Sedimentation and porosity enhancement in a breached flank margin cave

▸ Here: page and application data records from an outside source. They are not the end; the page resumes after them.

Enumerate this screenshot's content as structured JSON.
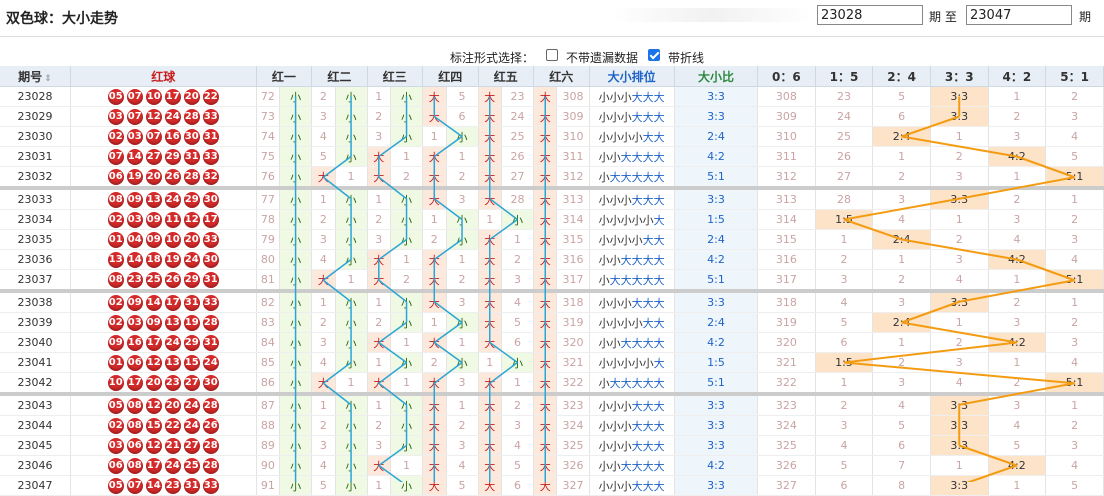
{
  "header": {
    "title": "双色球：大小走势",
    "from_issue": "23028",
    "to_label": "期 至",
    "to_issue": "23047",
    "suffix": "期"
  },
  "options": {
    "label": "标注形式选择：",
    "option1": "不带遗漏数据",
    "option1_checked": false,
    "option2": "带折线",
    "option2_checked": true
  },
  "table": {
    "columns": [
      "期号",
      "红球",
      "红一",
      "红二",
      "红三",
      "红四",
      "红五",
      "红六",
      "大小排位",
      "大小比",
      "0：6",
      "1：5",
      "2：4",
      "3：3",
      "4：2",
      "5：1"
    ],
    "big_label": "大",
    "small_label": "小",
    "rows": [
      {
        "issue": "23028",
        "balls": [
          "05",
          "07",
          "10",
          "17",
          "20",
          "22"
        ],
        "pos": [
          [
            "72",
            "小"
          ],
          [
            "2",
            "小"
          ],
          [
            "1",
            "小"
          ],
          [
            "大",
            "5"
          ],
          [
            "大",
            "23"
          ],
          [
            "大",
            "308"
          ]
        ],
        "dx": [
          "小",
          "小",
          "小",
          "大",
          "大",
          "大"
        ],
        "ratio": "3:3",
        "rc": [
          "308",
          "23",
          "5",
          "3:3",
          "1",
          "2"
        ]
      },
      {
        "issue": "23029",
        "balls": [
          "03",
          "07",
          "12",
          "24",
          "28",
          "33"
        ],
        "pos": [
          [
            "73",
            "小"
          ],
          [
            "3",
            "小"
          ],
          [
            "2",
            "小"
          ],
          [
            "大",
            "6"
          ],
          [
            "大",
            "24"
          ],
          [
            "大",
            "309"
          ]
        ],
        "dx": [
          "小",
          "小",
          "小",
          "大",
          "大",
          "大"
        ],
        "ratio": "3:3",
        "rc": [
          "309",
          "24",
          "6",
          "3:3",
          "2",
          "3"
        ]
      },
      {
        "issue": "23030",
        "balls": [
          "02",
          "03",
          "07",
          "16",
          "30",
          "31"
        ],
        "pos": [
          [
            "74",
            "小"
          ],
          [
            "4",
            "小"
          ],
          [
            "3",
            "小"
          ],
          [
            "1",
            "小"
          ],
          [
            "大",
            "25"
          ],
          [
            "大",
            "310"
          ]
        ],
        "dx": [
          "小",
          "小",
          "小",
          "小",
          "大",
          "大"
        ],
        "ratio": "2:4",
        "rc": [
          "310",
          "25",
          "2:4",
          "1",
          "3",
          "4"
        ]
      },
      {
        "issue": "23031",
        "balls": [
          "07",
          "14",
          "27",
          "29",
          "31",
          "33"
        ],
        "pos": [
          [
            "75",
            "小"
          ],
          [
            "5",
            "小"
          ],
          [
            "大",
            "1"
          ],
          [
            "大",
            "1"
          ],
          [
            "大",
            "26"
          ],
          [
            "大",
            "311"
          ]
        ],
        "dx": [
          "小",
          "小",
          "大",
          "大",
          "大",
          "大"
        ],
        "ratio": "4:2",
        "rc": [
          "311",
          "26",
          "1",
          "2",
          "4:2",
          "5"
        ]
      },
      {
        "issue": "23032",
        "balls": [
          "06",
          "19",
          "20",
          "26",
          "28",
          "32"
        ],
        "pos": [
          [
            "76",
            "小"
          ],
          [
            "大",
            "1"
          ],
          [
            "大",
            "2"
          ],
          [
            "大",
            "2"
          ],
          [
            "大",
            "27"
          ],
          [
            "大",
            "312"
          ]
        ],
        "dx": [
          "小",
          "大",
          "大",
          "大",
          "大",
          "大"
        ],
        "ratio": "5:1",
        "rc": [
          "312",
          "27",
          "2",
          "3",
          "1",
          "5:1"
        ]
      },
      {
        "issue": "23033",
        "balls": [
          "08",
          "09",
          "13",
          "24",
          "29",
          "30"
        ],
        "pos": [
          [
            "77",
            "小"
          ],
          [
            "1",
            "小"
          ],
          [
            "1",
            "小"
          ],
          [
            "大",
            "3"
          ],
          [
            "大",
            "28"
          ],
          [
            "大",
            "313"
          ]
        ],
        "dx": [
          "小",
          "小",
          "小",
          "大",
          "大",
          "大"
        ],
        "ratio": "3:3",
        "rc": [
          "313",
          "28",
          "3",
          "3:3",
          "2",
          "1"
        ]
      },
      {
        "issue": "23034",
        "balls": [
          "02",
          "03",
          "09",
          "11",
          "12",
          "17"
        ],
        "pos": [
          [
            "78",
            "小"
          ],
          [
            "2",
            "小"
          ],
          [
            "2",
            "小"
          ],
          [
            "1",
            "小"
          ],
          [
            "1",
            "小"
          ],
          [
            "大",
            "314"
          ]
        ],
        "dx": [
          "小",
          "小",
          "小",
          "小",
          "小",
          "大"
        ],
        "ratio": "1:5",
        "rc": [
          "314",
          "1:5",
          "4",
          "1",
          "3",
          "2"
        ]
      },
      {
        "issue": "23035",
        "balls": [
          "01",
          "04",
          "09",
          "10",
          "20",
          "33"
        ],
        "pos": [
          [
            "79",
            "小"
          ],
          [
            "3",
            "小"
          ],
          [
            "3",
            "小"
          ],
          [
            "2",
            "小"
          ],
          [
            "大",
            "1"
          ],
          [
            "大",
            "315"
          ]
        ],
        "dx": [
          "小",
          "小",
          "小",
          "小",
          "大",
          "大"
        ],
        "ratio": "2:4",
        "rc": [
          "315",
          "1",
          "2:4",
          "2",
          "4",
          "3"
        ]
      },
      {
        "issue": "23036",
        "balls": [
          "13",
          "14",
          "18",
          "19",
          "24",
          "30"
        ],
        "pos": [
          [
            "80",
            "小"
          ],
          [
            "4",
            "小"
          ],
          [
            "大",
            "1"
          ],
          [
            "大",
            "1"
          ],
          [
            "大",
            "2"
          ],
          [
            "大",
            "316"
          ]
        ],
        "dx": [
          "小",
          "小",
          "大",
          "大",
          "大",
          "大"
        ],
        "ratio": "4:2",
        "rc": [
          "316",
          "2",
          "1",
          "3",
          "4:2",
          "4"
        ]
      },
      {
        "issue": "23037",
        "balls": [
          "08",
          "23",
          "25",
          "26",
          "29",
          "31"
        ],
        "pos": [
          [
            "81",
            "小"
          ],
          [
            "大",
            "1"
          ],
          [
            "大",
            "2"
          ],
          [
            "大",
            "2"
          ],
          [
            "大",
            "3"
          ],
          [
            "大",
            "317"
          ]
        ],
        "dx": [
          "小",
          "大",
          "大",
          "大",
          "大",
          "大"
        ],
        "ratio": "5:1",
        "rc": [
          "317",
          "3",
          "2",
          "4",
          "1",
          "5:1"
        ]
      },
      {
        "issue": "23038",
        "balls": [
          "02",
          "09",
          "14",
          "17",
          "31",
          "33"
        ],
        "pos": [
          [
            "82",
            "小"
          ],
          [
            "1",
            "小"
          ],
          [
            "1",
            "小"
          ],
          [
            "大",
            "3"
          ],
          [
            "大",
            "4"
          ],
          [
            "大",
            "318"
          ]
        ],
        "dx": [
          "小",
          "小",
          "小",
          "大",
          "大",
          "大"
        ],
        "ratio": "3:3",
        "rc": [
          "318",
          "4",
          "3",
          "3:3",
          "2",
          "1"
        ]
      },
      {
        "issue": "23039",
        "balls": [
          "02",
          "03",
          "09",
          "13",
          "19",
          "28"
        ],
        "pos": [
          [
            "83",
            "小"
          ],
          [
            "2",
            "小"
          ],
          [
            "2",
            "小"
          ],
          [
            "1",
            "小"
          ],
          [
            "大",
            "5"
          ],
          [
            "大",
            "319"
          ]
        ],
        "dx": [
          "小",
          "小",
          "小",
          "小",
          "大",
          "大"
        ],
        "ratio": "2:4",
        "rc": [
          "319",
          "5",
          "2:4",
          "1",
          "3",
          "2"
        ]
      },
      {
        "issue": "23040",
        "balls": [
          "09",
          "16",
          "17",
          "24",
          "29",
          "31"
        ],
        "pos": [
          [
            "84",
            "小"
          ],
          [
            "3",
            "小"
          ],
          [
            "大",
            "1"
          ],
          [
            "大",
            "1"
          ],
          [
            "大",
            "6"
          ],
          [
            "大",
            "320"
          ]
        ],
        "dx": [
          "小",
          "小",
          "大",
          "大",
          "大",
          "大"
        ],
        "ratio": "4:2",
        "rc": [
          "320",
          "6",
          "1",
          "2",
          "4:2",
          "3"
        ]
      },
      {
        "issue": "23041",
        "balls": [
          "01",
          "06",
          "12",
          "13",
          "15",
          "24"
        ],
        "pos": [
          [
            "85",
            "小"
          ],
          [
            "4",
            "小"
          ],
          [
            "1",
            "小"
          ],
          [
            "2",
            "小"
          ],
          [
            "1",
            "小"
          ],
          [
            "大",
            "321"
          ]
        ],
        "dx": [
          "小",
          "小",
          "小",
          "小",
          "小",
          "大"
        ],
        "ratio": "1:5",
        "rc": [
          "321",
          "1:5",
          "2",
          "3",
          "1",
          "4"
        ]
      },
      {
        "issue": "23042",
        "balls": [
          "10",
          "17",
          "20",
          "23",
          "27",
          "30"
        ],
        "pos": [
          [
            "86",
            "小"
          ],
          [
            "大",
            "1"
          ],
          [
            "大",
            "1"
          ],
          [
            "大",
            "3"
          ],
          [
            "大",
            "1"
          ],
          [
            "大",
            "322"
          ]
        ],
        "dx": [
          "小",
          "大",
          "大",
          "大",
          "大",
          "大"
        ],
        "ratio": "5:1",
        "rc": [
          "322",
          "1",
          "3",
          "4",
          "2",
          "5:1"
        ]
      },
      {
        "issue": "23043",
        "balls": [
          "05",
          "08",
          "12",
          "20",
          "24",
          "28"
        ],
        "pos": [
          [
            "87",
            "小"
          ],
          [
            "1",
            "小"
          ],
          [
            "1",
            "小"
          ],
          [
            "大",
            "1"
          ],
          [
            "大",
            "2"
          ],
          [
            "大",
            "323"
          ]
        ],
        "dx": [
          "小",
          "小",
          "小",
          "大",
          "大",
          "大"
        ],
        "ratio": "3:3",
        "rc": [
          "323",
          "2",
          "4",
          "3:3",
          "3",
          "1"
        ]
      },
      {
        "issue": "23044",
        "balls": [
          "02",
          "08",
          "15",
          "22",
          "24",
          "26"
        ],
        "pos": [
          [
            "88",
            "小"
          ],
          [
            "2",
            "小"
          ],
          [
            "2",
            "小"
          ],
          [
            "大",
            "2"
          ],
          [
            "大",
            "3"
          ],
          [
            "大",
            "324"
          ]
        ],
        "dx": [
          "小",
          "小",
          "小",
          "大",
          "大",
          "大"
        ],
        "ratio": "3:3",
        "rc": [
          "324",
          "3",
          "5",
          "3:3",
          "4",
          "2"
        ]
      },
      {
        "issue": "23045",
        "balls": [
          "03",
          "06",
          "12",
          "21",
          "27",
          "28"
        ],
        "pos": [
          [
            "89",
            "小"
          ],
          [
            "3",
            "小"
          ],
          [
            "3",
            "小"
          ],
          [
            "大",
            "3"
          ],
          [
            "大",
            "4"
          ],
          [
            "大",
            "325"
          ]
        ],
        "dx": [
          "小",
          "小",
          "小",
          "大",
          "大",
          "大"
        ],
        "ratio": "3:3",
        "rc": [
          "325",
          "4",
          "6",
          "3:3",
          "5",
          "3"
        ]
      },
      {
        "issue": "23046",
        "balls": [
          "06",
          "08",
          "17",
          "24",
          "25",
          "28"
        ],
        "pos": [
          [
            "90",
            "小"
          ],
          [
            "4",
            "小"
          ],
          [
            "大",
            "1"
          ],
          [
            "大",
            "4"
          ],
          [
            "大",
            "5"
          ],
          [
            "大",
            "326"
          ]
        ],
        "dx": [
          "小",
          "小",
          "大",
          "大",
          "大",
          "大"
        ],
        "ratio": "4:2",
        "rc": [
          "326",
          "5",
          "7",
          "1",
          "4:2",
          "4"
        ]
      },
      {
        "issue": "23047",
        "balls": [
          "05",
          "07",
          "14",
          "23",
          "31",
          "33"
        ],
        "pos": [
          [
            "91",
            "小"
          ],
          [
            "5",
            "小"
          ],
          [
            "1",
            "小"
          ],
          [
            "大",
            "5"
          ],
          [
            "大",
            "6"
          ],
          [
            "大",
            "327"
          ]
        ],
        "dx": [
          "小",
          "小",
          "小",
          "大",
          "大",
          "大"
        ],
        "ratio": "3:3",
        "rc": [
          "327",
          "6",
          "8",
          "3:3",
          "1",
          "5"
        ]
      }
    ]
  },
  "colors": {
    "ball": "#d42a2a",
    "big_bg": "#fde8dc",
    "small_bg": "#f0f9e4",
    "ratio_highlight": "#fde3c8",
    "trend_line_red": "#2aa6d6",
    "trend_line_ratio": "#f39c12"
  },
  "icons": {
    "sort": "sort-arrows-icon"
  }
}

San Salvador Island, Bahamas, provides unique opportunities to study modem geologic processes on carbonate platforms as a result of constraints in time and space. The time span of exposed geology is limited to the middle Pleistocene through Holocene (< 500 ka), and the island lies on an isolated platform (12 by 19 km). Altar Cave, formed within an oxygen isotope substage 5e eolianite (approximately 125 ka) of the Grotto Beach Formation on San Salvador, is a classic example of a flank margin cave that has been exposed during hillslope retreat. The nature of Altar Cave (restricted entrance, simplistic morphology, and easy access) facilitates a sedimentation study. Sediment profiles from trenches dug at three locations in Altar Cave show that the deposits in the cave formed as an early stage of development of a Holocene strand plain that is present today between the cave and the beach. Altar Cave was breached by Holocene coastal processes; C-14 dates show sand fill deposits in the cave to be Holocene (4.7 ka). C-14 dates, XRD, and geochemical analyses show the surficial sediment to be recent (0.6 ka), and that leaching has altered the bedrock floor of the cave. Petrologic study of the floor rock has provided evidence of autogenic sedimentation prior to breaching of the cave in the form of dissolution residuum accumulating during, cave development. Petrologic analysis shows that this leaching has resulted in increased bedrock porosity below the sediment profile. Also, introduced organics have contaminated the late Pleistocene bedrock with young carbon, resulting in C-14 ages of 14 ka at 0.3 m in depth and 28 ka at 1.3 m in depth. The results of this study demonstrate a potential method of porosity enhancement in young carbonates by vadose leaching. Porosity-enhanced zones have implications for our understanding of recharge to fresh-water lenses on carbonate islands